number_topics = 5 number_words = 15 count_vectorizer = CountVectorizer(max_df=1.0, min_df=2, stop_words='english') count_data = count_vectorizer.fit_transform(df_recipe['Cleaned Recipe']) lda = LDA(n_components=number_topics, n_jobs=-1, learning_method='batch', max_iter=50, random_state=42) lda.fit(count_data) print('Topics found via LDA:') print_topic_top_words(lda, count_vectorizer, number_words)Code language: Python (python)
I played around with these parameters to see how the resulting topics changed, but generally too many words or topics led to overlap between topics, so I ended up choosing 5 topics and 15 words to examine the clusters. Looking at these below, Topics 0 and 1 are related to the fermentation process, with words like ‘hydration’, ‘hours’, ‘rest’ and ‘mix’, amongst others. Topic 2 is just general bread words. Topic 3 includes words related to baking process and Topic 4 seems to be about different ingredients and shapes (‘pizza’, ‘cheese’, ‘sugar’). I also used the pyLDAvis package to visualize these topics by doing dimensionality reduction using the t-distributed stochastic neighbor embedding (t-SNE) algorithm. In these two reduced dimensions, the topics seem to be well-separated, at least past the top words for the first two topics.
Topics found via LDA: Topic #:0 flour dough water levain bread hydration crumb loaf time hours salt rye bake loaves starter Topic #:1 dough minutes let flour hours water oven mix temperature bowl bake place add rest bread Topic #:2 bread loaf baking recipe sourdough flour time im good make like oven yeast dough ive Topic #:3 water thermal heat baking energy process temperature density things like know specific moisture cake bakers Topic #:4 bread like time dough make pizza butter cheese breads flavor used baked sugar crust sourdoughCode language: CSS (css)
However, according to my domain knowledge as a baker, it’s a stretch to call these topics different, as there’s overlap between them and most recipes contain some or all of these topics in their texts.
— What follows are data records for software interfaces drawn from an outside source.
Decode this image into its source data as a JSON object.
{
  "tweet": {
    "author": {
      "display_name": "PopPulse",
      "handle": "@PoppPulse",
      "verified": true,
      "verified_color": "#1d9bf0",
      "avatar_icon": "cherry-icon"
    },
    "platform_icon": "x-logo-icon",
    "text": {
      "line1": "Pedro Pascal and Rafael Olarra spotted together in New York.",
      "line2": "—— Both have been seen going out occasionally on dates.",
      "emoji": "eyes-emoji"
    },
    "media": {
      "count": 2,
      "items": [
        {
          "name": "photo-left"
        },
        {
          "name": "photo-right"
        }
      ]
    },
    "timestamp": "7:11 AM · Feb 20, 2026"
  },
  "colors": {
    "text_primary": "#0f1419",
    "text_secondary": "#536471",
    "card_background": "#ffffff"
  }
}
So I wanted to see if another topic modeling approach, Non-negative Matrix Factorization (NMF) would be better. This approach uses tf-idf vectorized representations to create matrices relating the number of words, topics and documents.
tfidf_vectorizer = TfidfVectorizer(max_df=1.0, min_df=2, stop_words='english') doc_term_matrix = tfidf_vectorizer.fit_transform(df_recipe['Cleaned Recipe']) nmf = NMF(n_components=number_topics, random_state=42) nmf.fit(doc_term_matrix) print('Topics found via NMF:') print_topic_top_words(nmf, tfidf_vectorizer, number_words)Code language: Python (python)
Keeping the same number of words and topics (15 and 5, respectively), I obtained the topics shown below with NMF. These topics are definitely different from LDA! The first topic seems to be general bread words again, but Topic 1 is fermentation process-related. Topic 2 describes ingredients used in recipes and Topic 3 and 4 are also time and process-related. Again, based on my domain expertise, I would not say these are well-differentiated topics but it is interesting to see new ways to cluster the data using the NMF algorithm.
Topics found via NMF: Topic #:0 bread sourdough recipe like time im baking dough loaf think ive good make crumb breads Topic #:1 let dough hours minutes temperature pan bowl degrees sit refrigerator remove place oven steam covered Topic #:2 berries flour levain rye 50 day recipe seeds water extraction loaves kamut unbleached wheat spelt Topic #:3 flour pm water minutes min hours dough starter salt loaf hydration bulk folds 30 10 Topic #:4 dough minutes place counter let flour seam rounds speed mix cover add pull water middleCode language: CSS (css)
Alright, that’s it with the unsupervised learning. My goal was to see if I could use it to assign labels to the recipes, but overlap between different topics prevented this. In the next post, I’ll write about how I built a couple language models to predict new bread recipes 🙂